It is a distinction all to familiar for memebers of the Vincentian Family who are often first responders in major disasters. Megan Clark, Moral Theology Professor at St. John’s University unpacks what is often felt but not articulated. He own experience of the disaster led her to reflect a bit deeper than the usual headlines.
She writes… “I am displaced, but I have family with whom to stay. I am not at the mercy of temporary housing or shelters. I am displaced, but I have stable employment where I am not worried about lost wages from the storm. I am displaced, but I was not abandoned or forgotten. And here we begin to see the crucial ethical distinctions in the aftermath of Super Storm Sandy. We are all victims of a profound tragedy; we are not all victims of injustice. The capacity to suffer is universal, but not all suffering is equivalent. The overwhelming devastation and pain of natural disasters can lead to glossing over the distinction between tragedy and injustice.

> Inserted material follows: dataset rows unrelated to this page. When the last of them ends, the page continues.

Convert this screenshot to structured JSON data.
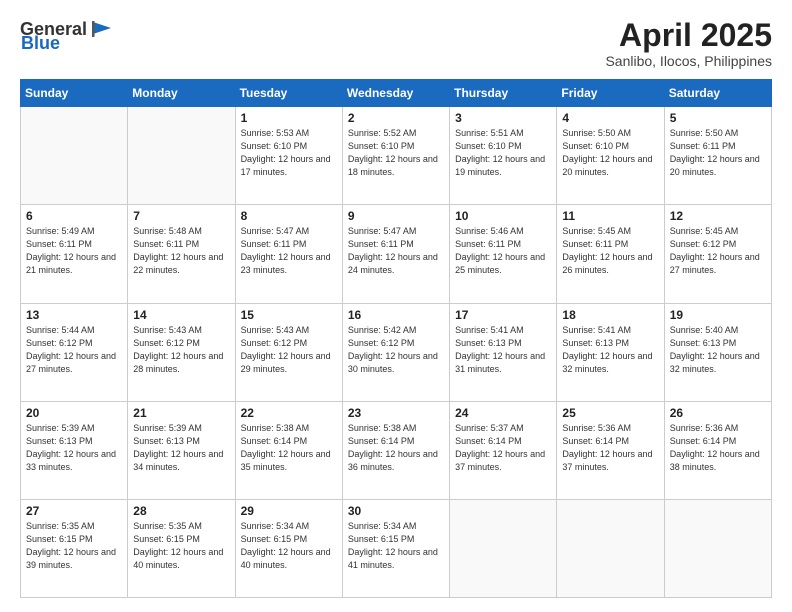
{
  "header": {
    "logo_general": "General",
    "logo_blue": "Blue",
    "title": "April 2025",
    "subtitle": "Sanlibo, Ilocos, Philippines"
  },
  "days_of_week": [
    "Sunday",
    "Monday",
    "Tuesday",
    "Wednesday",
    "Thursday",
    "Friday",
    "Saturday"
  ],
  "weeks": [
    [
      {
        "day": "",
        "info": ""
      },
      {
        "day": "",
        "info": ""
      },
      {
        "day": "1",
        "info": "Sunrise: 5:53 AM\nSunset: 6:10 PM\nDaylight: 12 hours and 17 minutes."
      },
      {
        "day": "2",
        "info": "Sunrise: 5:52 AM\nSunset: 6:10 PM\nDaylight: 12 hours and 18 minutes."
      },
      {
        "day": "3",
        "info": "Sunrise: 5:51 AM\nSunset: 6:10 PM\nDaylight: 12 hours and 19 minutes."
      },
      {
        "day": "4",
        "info": "Sunrise: 5:50 AM\nSunset: 6:10 PM\nDaylight: 12 hours and 20 minutes."
      },
      {
        "day": "5",
        "info": "Sunrise: 5:50 AM\nSunset: 6:11 PM\nDaylight: 12 hours and 20 minutes."
      }
    ],
    [
      {
        "day": "6",
        "info": "Sunrise: 5:49 AM\nSunset: 6:11 PM\nDaylight: 12 hours and 21 minutes."
      },
      {
        "day": "7",
        "info": "Sunrise: 5:48 AM\nSunset: 6:11 PM\nDaylight: 12 hours and 22 minutes."
      },
      {
        "day": "8",
        "info": "Sunrise: 5:47 AM\nSunset: 6:11 PM\nDaylight: 12 hours and 23 minutes."
      },
      {
        "day": "9",
        "info": "Sunrise: 5:47 AM\nSunset: 6:11 PM\nDaylight: 12 hours and 24 minutes."
      },
      {
        "day": "10",
        "info": "Sunrise: 5:46 AM\nSunset: 6:11 PM\nDaylight: 12 hours and 25 minutes."
      },
      {
        "day": "11",
        "info": "Sunrise: 5:45 AM\nSunset: 6:11 PM\nDaylight: 12 hours and 26 minutes."
      },
      {
        "day": "12",
        "info": "Sunrise: 5:45 AM\nSunset: 6:12 PM\nDaylight: 12 hours and 27 minutes."
      }
    ],
    [
      {
        "day": "13",
        "info": "Sunrise: 5:44 AM\nSunset: 6:12 PM\nDaylight: 12 hours and 27 minutes."
      },
      {
        "day": "14",
        "info": "Sunrise: 5:43 AM\nSunset: 6:12 PM\nDaylight: 12 hours and 28 minutes."
      },
      {
        "day": "15",
        "info": "Sunrise: 5:43 AM\nSunset: 6:12 PM\nDaylight: 12 hours and 29 minutes."
      },
      {
        "day": "16",
        "info": "Sunrise: 5:42 AM\nSunset: 6:12 PM\nDaylight: 12 hours and 30 minutes."
      },
      {
        "day": "17",
        "info": "Sunrise: 5:41 AM\nSunset: 6:13 PM\nDaylight: 12 hours and 31 minutes."
      },
      {
        "day": "18",
        "info": "Sunrise: 5:41 AM\nSunset: 6:13 PM\nDaylight: 12 hours and 32 minutes."
      },
      {
        "day": "19",
        "info": "Sunrise: 5:40 AM\nSunset: 6:13 PM\nDaylight: 12 hours and 32 minutes."
      }
    ],
    [
      {
        "day": "20",
        "info": "Sunrise: 5:39 AM\nSunset: 6:13 PM\nDaylight: 12 hours and 33 minutes."
      },
      {
        "day": "21",
        "info": "Sunrise: 5:39 AM\nSunset: 6:13 PM\nDaylight: 12 hours and 34 minutes."
      },
      {
        "day": "22",
        "info": "Sunrise: 5:38 AM\nSunset: 6:14 PM\nDaylight: 12 hours and 35 minutes."
      },
      {
        "day": "23",
        "info": "Sunrise: 5:38 AM\nSunset: 6:14 PM\nDaylight: 12 hours and 36 minutes."
      },
      {
        "day": "24",
        "info": "Sunrise: 5:37 AM\nSunset: 6:14 PM\nDaylight: 12 hours and 37 minutes."
      },
      {
        "day": "25",
        "info": "Sunrise: 5:36 AM\nSunset: 6:14 PM\nDaylight: 12 hours and 37 minutes."
      },
      {
        "day": "26",
        "info": "Sunrise: 5:36 AM\nSunset: 6:14 PM\nDaylight: 12 hours and 38 minutes."
      }
    ],
    [
      {
        "day": "27",
        "info": "Sunrise: 5:35 AM\nSunset: 6:15 PM\nDaylight: 12 hours and 39 minutes."
      },
      {
        "day": "28",
        "info": "Sunrise: 5:35 AM\nSunset: 6:15 PM\nDaylight: 12 hours and 40 minutes."
      },
      {
        "day": "29",
        "info": "Sunrise: 5:34 AM\nSunset: 6:15 PM\nDaylight: 12 hours and 40 minutes."
      },
      {
        "day": "30",
        "info": "Sunrise: 5:34 AM\nSunset: 6:15 PM\nDaylight: 12 hours and 41 minutes."
      },
      {
        "day": "",
        "info": ""
      },
      {
        "day": "",
        "info": ""
      },
      {
        "day": "",
        "info": ""
      }
    ]
  ]
}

“Structural inequality and injustice within our society determines who will be able to weather the storm. Sandy’s devastation made the situation of the poor more dire and pushed the poverty and misery detailed onto the front page, but it did not create it. And that structural poverty will cry out for justice, cry out for our attention long after the debris is cleared.”
Be sure to read the rest of the article in America Magazine